Extracted data entries.
========================
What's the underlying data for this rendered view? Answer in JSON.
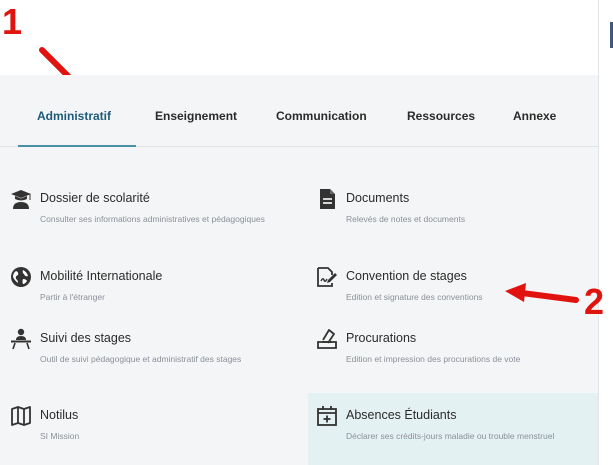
{
  "tabs": [
    {
      "label": "Administratif",
      "active": true
    },
    {
      "label": "Enseignement",
      "active": false
    },
    {
      "label": "Communication",
      "active": false
    },
    {
      "label": "Ressources",
      "active": false
    },
    {
      "label": "Annexe",
      "active": false
    }
  ],
  "cards": [
    {
      "title": "Dossier de scolarité",
      "desc": "Consulter ses informations administratives et pédagogiques",
      "icon": "graduate-icon"
    },
    {
      "title": "Documents",
      "desc": "Relevés de notes et documents",
      "icon": "document-icon"
    },
    {
      "title": "Mobilité Internationale",
      "desc": "Partir à l'étranger",
      "icon": "globe-icon"
    },
    {
      "title": "Convention de stages",
      "desc": "Edition et signature des conventions",
      "icon": "signature-icon"
    },
    {
      "title": "Suivi des stages",
      "desc": "Outil de suivi pédagogique et administratif des stages",
      "icon": "mentor-icon"
    },
    {
      "title": "Procurations",
      "desc": "Edition et impression des procurations de vote",
      "icon": "ballot-icon"
    },
    {
      "title": "Notilus",
      "desc": "SI Mission",
      "icon": "map-icon"
    },
    {
      "title": "Absences Étudiants",
      "desc": "Déclarer ses crédits-jours maladie ou trouble menstruel",
      "icon": "calendar-plus-icon"
    }
  ],
  "annotations": {
    "marker_1": "1",
    "marker_2": "2"
  },
  "colors": {
    "annotation": "#e0130f",
    "active_tab": "#1d5b7a",
    "tab_underline": "#4a90a4",
    "highlight_card": "#e4f1f3",
    "panel": "#f4f5f6"
  }
}
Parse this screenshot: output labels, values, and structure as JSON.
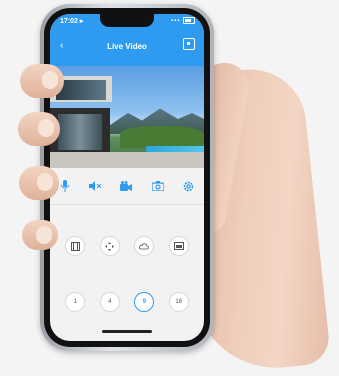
{
  "status_bar": {
    "time": "17:02 ▸",
    "signal": "▪▪▪"
  },
  "header": {
    "back_glyph": "‹",
    "title": "Live Video"
  },
  "toolbar": {
    "icons": [
      "mic-icon",
      "mute-icon",
      "record-icon",
      "camera-icon",
      "settings-icon"
    ]
  },
  "controls": {
    "icons": [
      "film-icon",
      "move-icon",
      "cloud-icon",
      "storage-icon"
    ],
    "grid_options": [
      "1",
      "4",
      "9",
      "16"
    ],
    "selected_grid": "9"
  },
  "colors": {
    "accent": "#2f9bf0",
    "background": "#f2f2f2"
  }
}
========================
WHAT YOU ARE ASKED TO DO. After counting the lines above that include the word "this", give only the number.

REPLY. 2